Flammarion, (Nicolas) Camille (1842–1925)
Camille Flammarion was a French astronomer and author of more than 70 books, who did more to encourage public interest in the subject than anyone else of his day, although many of his scientific and philosophical arguments were eccentric. Born in Montigny-le-Roi, he served for some years at the Paris Observatory (beginning in 1858) and at the Bureau of Longitudes, but in 1883 he set up a private observatory at Juvisy, near Paris, and continued his studies, especially of double and multiple stars and of the Moon and Mars. His first book, La pluralities mondes habites (The Plurality of Inhabited Worlds), originally published in 1862, secured his reputation as both a great popularizer and a leading advocate of extreme pluralism. By 1882, it had gone through 33 editions, and continued to be translated and reprinted well into the 20th century.
Flammarion's passionate belief in life on other worlds was nurtured by his readings of previous pluralist authors such as Fontanelle, Cyrano de Bergerac, Huygens, Lalande, and Brewster. He, and another French writer, J. H. Rosny, were the first to popularize the notion of beings that were genuinely alien and not merely minor variants on humans and other terrestrial forms. In his Real and Imaginary Worlds (1864) and Lumen (1887), he describes a range of exotic species, including sentient plants which combine the processes of digestion and respiration. This belief in extraterrestrial life, Flammarion combined with a religious conviction derived, not from the Catholic faith upon which he had been raised, but from the writings of Jean Reynaud and their emphasis upon the transmigration of souls. Man he considered to be a "citizen of the sky," others worlds "studios of human work, schools where the expanding soul progressively learns and develops, assimilating gradually the knowledge to which its aspirations tend, approaching thus evermore the end of its destiny." His linking of pluralism with transmigration, though an old idea, helps explain why these doctrines are often found together in writings from the closing decades of the 19th century.
Flammarion's best-selling work, his epic Astronomie populaire (1880), translated as Popular Astronomy (1894), is filled with speculation about extraterrestrial life. An entire chapter is taken up in arguing the case for lunar life (see Moon, life on), while Mars he considers "an earth almost similar to ours [with] water, air ... showers, brooks, fountains ... This is certainly a place little different from that which we inhabit." In 1892, he speculated further on the fourth planet in his La planète Mars et ses conditions d'habitabilité though in prose less florid than his earlier work.
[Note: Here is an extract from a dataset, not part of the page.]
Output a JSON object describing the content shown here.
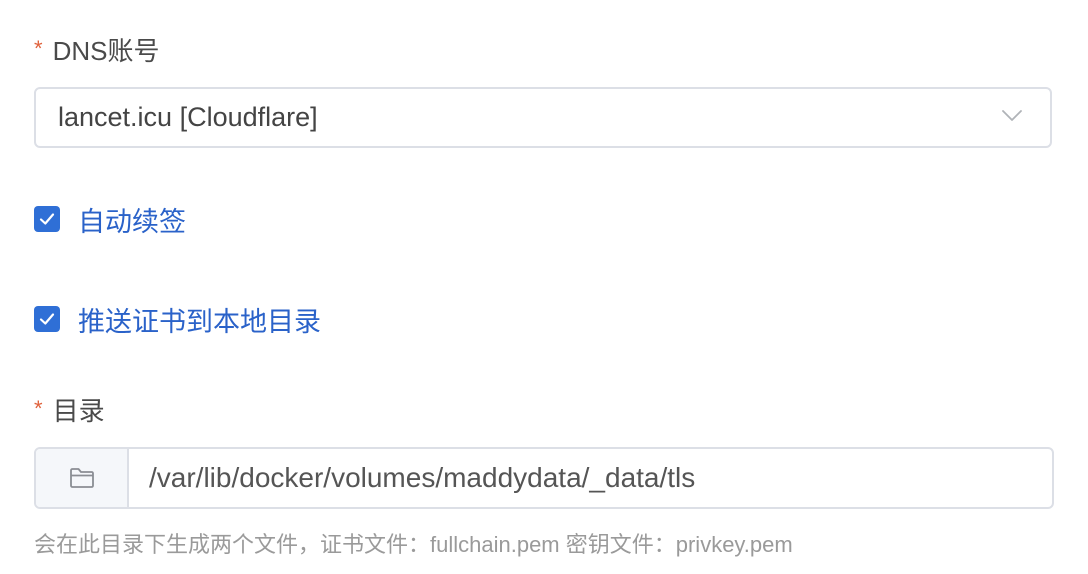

Concerning the canals (see Mars, canals of), he is open-minded, suggesting "they may be due to superficial fissures produced by geological forces or perhaps even to the rectification of old rivers by the inhabitants for the purpose of the general distribution of water ..." As to martian life, he concludes "the actual habitation of Mars by a race superior to our own is in our opinion very probable" (see Mars, life on).
Flammarion's fertile imagination moves from romantic science to scientific romance in his Recits de l'infini (1872) and La fin du monde (1893). The former includes several tales which describe the reincarnation of a spirit on other worlds in various alien forms, while the latter has been seen as a precursor to Stapledon's Last and First Men.
His later studies were on psychical research, on which he wrote many works, among them Death and Its Mystery (3 vols., 1920–21). Flammarion earned the amorous attention of a French countess who died prematurely of tuberculosis. Although they never met, the young woman made an unusual request to her doctor, that when she died he would cut a large piece of skin from her back, bring it to Flammarion, and ask that he have it tanned and used to bind a copy of his next book. (The woman also had a picture of Flammarion tattooed on herself!) Flammarion's first copy of Terres du Ciel was bound thus, with an inscription in gold on the front cover: "Pious fulfillment of an anonymous wish/ Binding in human skin (woman) 1882".
In 1919, Camille married his second wife Gabrielle Renaudot (1876–1962) and for six years they worked side by side to promote astronomy in France. After Camille died, Gabrielle continued to maintain Juvisy Observatory and even made arrangements for work to continue after her death. She is buried next to her husband in the observatory park.
The Plurality of Inhabited Worlds (1862; 30th ed. 1884)
Imaginary Worlds and Real Worlds (1864; 19th ed. 1884)
God in Nature (1866; 18th ed. 1882)
Celestial Marvels (1865; Eng. trans. 1870)
Studies and Lectures in Astronomy (1866–81; 9 vols.)
History of the Heavens (1872)
The Atmosphere (1872; Eng. trans. 1873)
The Stars and teh Curiosities of the Heavens (1881)
Travels in the Air (trans. by Glaisher, 1871)
The Planet Mars (1892)
Popular Astronomy (trans. 1894)